▶ PROVIDED MATERIAL
****

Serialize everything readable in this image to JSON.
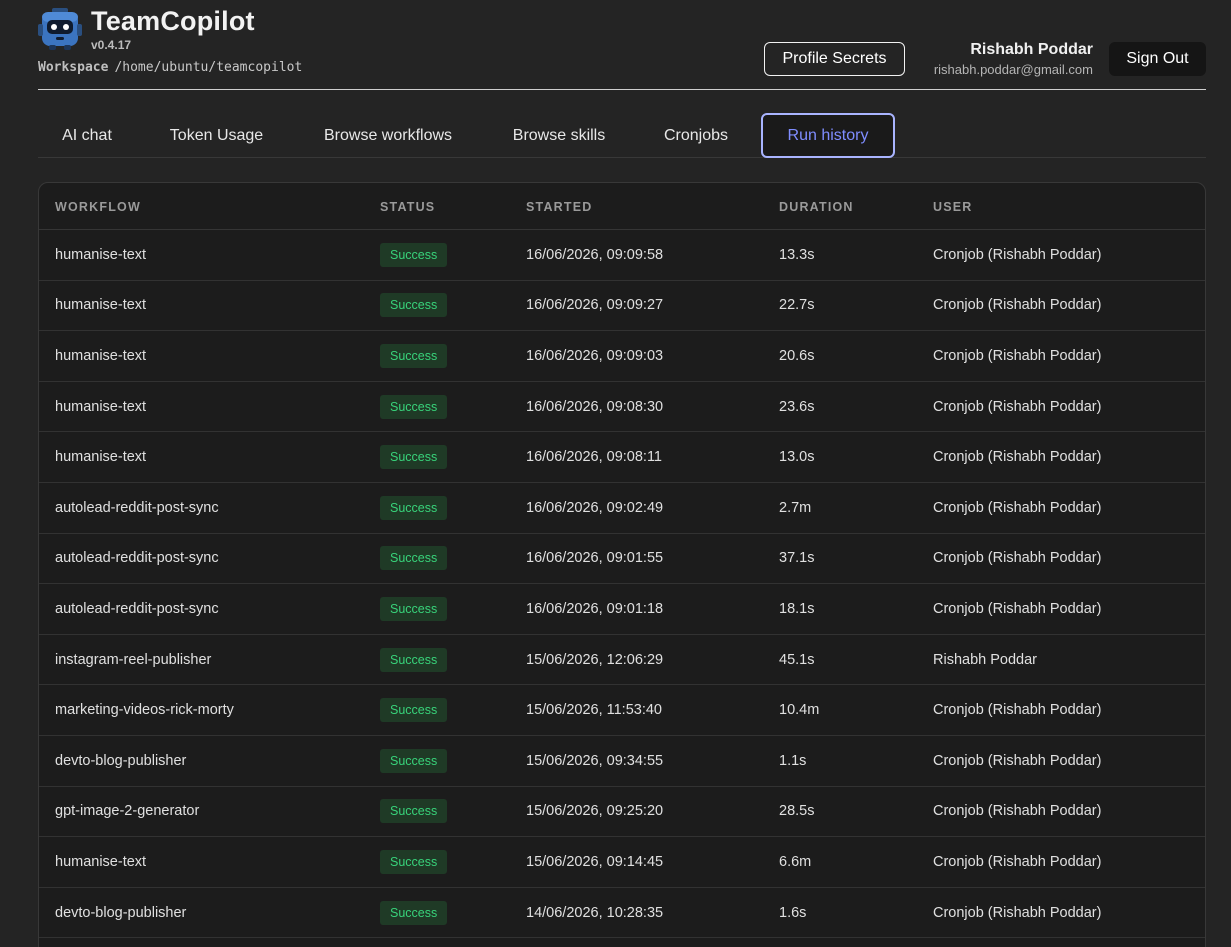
{
  "app": {
    "title": "TeamCopilot",
    "version": "v0.4.17",
    "workspace_label": "Workspace",
    "workspace_path": "/home/ubuntu/teamcopilot"
  },
  "header": {
    "profile_secrets_label": "Profile Secrets",
    "user_name": "Rishabh Poddar",
    "user_email": "rishabh.poddar@gmail.com",
    "sign_out_label": "Sign Out"
  },
  "tabs": [
    {
      "label": "AI chat",
      "active": false
    },
    {
      "label": "Token Usage",
      "active": false
    },
    {
      "label": "Browse workflows",
      "active": false
    },
    {
      "label": "Browse skills",
      "active": false
    },
    {
      "label": "Cronjobs",
      "active": false
    },
    {
      "label": "Run history",
      "active": true
    }
  ],
  "table": {
    "columns": [
      "WORKFLOW",
      "STATUS",
      "STARTED",
      "DURATION",
      "USER"
    ],
    "rows": [
      {
        "workflow": "humanise-text",
        "status": "Success",
        "started": "16/06/2026, 09:09:58",
        "duration": "13.3s",
        "user": "Cronjob (Rishabh Poddar)"
      },
      {
        "workflow": "humanise-text",
        "status": "Success",
        "started": "16/06/2026, 09:09:27",
        "duration": "22.7s",
        "user": "Cronjob (Rishabh Poddar)"
      },
      {
        "workflow": "humanise-text",
        "status": "Success",
        "started": "16/06/2026, 09:09:03",
        "duration": "20.6s",
        "user": "Cronjob (Rishabh Poddar)"
      },
      {
        "workflow": "humanise-text",
        "status": "Success",
        "started": "16/06/2026, 09:08:30",
        "duration": "23.6s",
        "user": "Cronjob (Rishabh Poddar)"
      },
      {
        "workflow": "humanise-text",
        "status": "Success",
        "started": "16/06/2026, 09:08:11",
        "duration": "13.0s",
        "user": "Cronjob (Rishabh Poddar)"
      },
      {
        "workflow": "autolead-reddit-post-sync",
        "status": "Success",
        "started": "16/06/2026, 09:02:49",
        "duration": "2.7m",
        "user": "Cronjob (Rishabh Poddar)"
      },
      {
        "workflow": "autolead-reddit-post-sync",
        "status": "Success",
        "started": "16/06/2026, 09:01:55",
        "duration": "37.1s",
        "user": "Cronjob (Rishabh Poddar)"
      },
      {
        "workflow": "autolead-reddit-post-sync",
        "status": "Success",
        "started": "16/06/2026, 09:01:18",
        "duration": "18.1s",
        "user": "Cronjob (Rishabh Poddar)"
      },
      {
        "workflow": "instagram-reel-publisher",
        "status": "Success",
        "started": "15/06/2026, 12:06:29",
        "duration": "45.1s",
        "user": "Rishabh Poddar"
      },
      {
        "workflow": "marketing-videos-rick-morty",
        "status": "Success",
        "started": "15/06/2026, 11:53:40",
        "duration": "10.4m",
        "user": "Cronjob (Rishabh Poddar)"
      },
      {
        "workflow": "devto-blog-publisher",
        "status": "Success",
        "started": "15/06/2026, 09:34:55",
        "duration": "1.1s",
        "user": "Cronjob (Rishabh Poddar)"
      },
      {
        "workflow": "gpt-image-2-generator",
        "status": "Success",
        "started": "15/06/2026, 09:25:20",
        "duration": "28.5s",
        "user": "Cronjob (Rishabh Poddar)"
      },
      {
        "workflow": "humanise-text",
        "status": "Success",
        "started": "15/06/2026, 09:14:45",
        "duration": "6.6m",
        "user": "Cronjob (Rishabh Poddar)"
      },
      {
        "workflow": "devto-blog-publisher",
        "status": "Success",
        "started": "14/06/2026, 10:28:35",
        "duration": "1.6s",
        "user": "Cronjob (Rishabh Poddar)"
      },
      {
        "workflow": "",
        "status": "",
        "started": "",
        "duration": "",
        "user": ""
      }
    ]
  },
  "colors": {
    "background": "#242424",
    "accent": "#7f8dff",
    "success_text": "#38d27a",
    "success_bg": "#1f3a26"
  }
}
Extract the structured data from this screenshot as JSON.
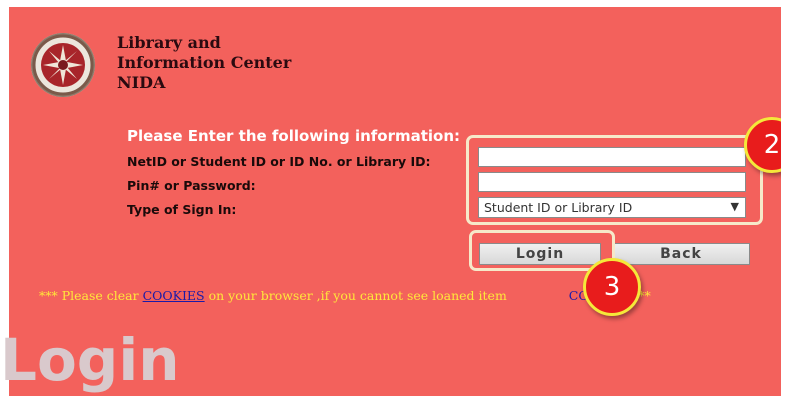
{
  "header": {
    "library_line1": "Library and",
    "library_line2": "Information Center",
    "library_line3": "NIDA"
  },
  "form": {
    "prompt": "Please Enter the following information:",
    "id_label": "NetID or Student ID or ID No. or Library ID:",
    "id_value": "",
    "pin_label": "Pin# or Password:",
    "pin_value": "",
    "type_label": "Type of Sign In:",
    "type_selected": "Student ID or Library ID",
    "login_label": "Login",
    "back_label": "Back"
  },
  "notice": {
    "part1": "*** Please clear ",
    "cookies_link": "COOKIES",
    "part2": " on your browser ,if you cannot see loaned item",
    "account_link": "CCOUNT",
    "part3": " ***"
  },
  "annotations": {
    "badge_2": "2",
    "badge_3": "3"
  },
  "page": {
    "title": "Login"
  },
  "colors": {
    "panel_background": "#f3615c",
    "notice_text": "#ffe83a",
    "badge_fill": "#e81c1c",
    "badge_border": "#f5e83a",
    "highlight_border": "#f6e9c9"
  },
  "icons": {
    "seal": "nida-seal-icon",
    "dropdown": "chevron-down-icon"
  }
}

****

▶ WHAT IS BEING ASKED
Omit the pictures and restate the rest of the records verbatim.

▶ RESPONSE
Serialize everything readable in this image to JSON.
{
  "app": {
    "title": "TeamCopilot",
    "version": "v0.4.17",
    "workspace_label": "Workspace",
    "workspace_path": "/home/ubuntu/teamcopilot"
  },
  "header": {
    "profile_secrets_label": "Profile Secrets",
    "user_name": "Rishabh Poddar",
    "user_email": "rishabh.poddar@gmail.com",
    "sign_out_label": "Sign Out"
  },
  "tabs": [
    {
      "label": "AI chat",
      "active": false
    },
    {
      "label": "Token Usage",
      "active": false
    },
    {
      "label": "Browse workflows",
      "active": false
    },
    {
      "label": "Browse skills",
      "active": false
    },
    {
      "label": "Cronjobs",
      "active": false
    },
    {
      "label": "Run history",
      "active": true
    }
  ],
  "table": {
    "columns": [
      "WORKFLOW",
      "STATUS",
      "STARTED",
      "DURATION",
      "USER"
    ],
    "rows": [
      {
        "workflow": "humanise-text",
        "status": "Success",
        "started": "16/06/2026, 09:09:58",
        "duration": "13.3s",
        "user": "Cronjob (Rishabh Poddar)"
      },
      {
        "workflow": "humanise-text",
        "status": "Success",
        "started": "16/06/2026, 09:09:27",
        "duration": "22.7s",
        "user": "Cronjob (Rishabh Poddar)"
      },
      {
        "workflow": "humanise-text",
        "status": "Success",
        "started": "16/06/2026, 09:09:03",
        "duration": "20.6s",
        "user": "Cronjob (Rishabh Poddar)"
      },
      {
        "workflow": "humanise-text",
        "status": "Success",
        "started": "16/06/2026, 09:08:30",
        "duration": "23.6s",
        "user": "Cronjob (Rishabh Poddar)"
      },
      {
        "workflow": "humanise-text",
        "status": "Success",
        "started": "16/06/2026, 09:08:11",
        "duration": "13.0s",
        "user": "Cronjob (Rishabh Poddar)"
      },
      {
        "workflow": "autolead-reddit-post-sync",
        "status": "Success",
        "started": "16/06/2026, 09:02:49",
        "duration": "2.7m",
        "user": "Cronjob (Rishabh Poddar)"
      },
      {
        "workflow": "autolead-reddit-post-sync",
        "status": "Success",
        "started": "16/06/2026, 09:01:55",
        "duration": "37.1s",
        "user": "Cronjob (Rishabh Poddar)"
      },
      {
        "workflow": "autolead-reddit-post-sync",
        "status": "Success",
        "started": "16/06/2026, 09:01:18",
        "duration": "18.1s",
        "user": "Cronjob (Rishabh Poddar)"
      },
      {
        "workflow": "instagram-reel-publisher",
        "status": "Success",
        "started": "15/06/2026, 12:06:29",
        "duration": "45.1s",
        "user": "Rishabh Poddar"
      },
      {
        "workflow": "marketing-videos-rick-morty",
        "status": "Success",
        "started": "15/06/2026, 11:53:40",
        "duration": "10.4m",
        "user": "Cronjob (Rishabh Poddar)"
      },
      {
        "workflow": "devto-blog-publisher",
        "status": "Success",
        "started": "15/06/2026, 09:34:55",
        "duration": "1.1s",
        "user": "Cronjob (Rishabh Poddar)"
      },
      {
        "workflow": "gpt-image-2-generator",
        "status": "Success",
        "started": "15/06/2026, 09:25:20",
        "duration": "28.5s",
        "user": "Cronjob (Rishabh Poddar)"
      },
      {
        "workflow": "humanise-text",
        "status": "Success",
        "started": "15/06/2026, 09:14:45",
        "duration": "6.6m",
        "user": "Cronjob (Rishabh Poddar)"
      },
      {
        "workflow": "devto-blog-publisher",
        "status": "Success",
        "started": "14/06/2026, 10:28:35",
        "duration": "1.6s",
        "user": "Cronjob (Rishabh Poddar)"
      },
      {
        "workflow": "",
        "status": "",
        "started": "",
        "duration": "",
        "user": ""
      }
    ]
  },
  "colors": {
    "background": "#242424",
    "accent": "#7f8dff",
    "success_text": "#38d27a",
    "success_bg": "#1f3a26"
  }
}
Extract the structured data from this screenshot as JSON.
{
  "header": {
    "library_line1": "Library and",
    "library_line2": "Information Center",
    "library_line3": "NIDA"
  },
  "form": {
    "prompt": "Please Enter the following information:",
    "id_label": "NetID or Student ID or ID No. or Library ID:",
    "id_value": "",
    "pin_label": "Pin# or Password:",
    "pin_value": "",
    "type_label": "Type of Sign In:",
    "type_selected": "Student ID or Library ID",
    "login_label": "Login",
    "back_label": "Back"
  },
  "notice": {
    "part1": "*** Please clear ",
    "cookies_link": "COOKIES",
    "part2": " on your browser ,if you cannot see loaned item",
    "account_link": "CCOUNT",
    "part3": " ***"
  },
  "annotations": {
    "badge_2": "2",
    "badge_3": "3"
  },
  "page": {
    "title": "Login"
  },
  "colors": {
    "panel_background": "#f3615c",
    "notice_text": "#ffe83a",
    "badge_fill": "#e81c1c",
    "badge_border": "#f5e83a",
    "highlight_border": "#f6e9c9"
  },
  "icons": {
    "seal": "nida-seal-icon",
    "dropdown": "chevron-down-icon"
  }
}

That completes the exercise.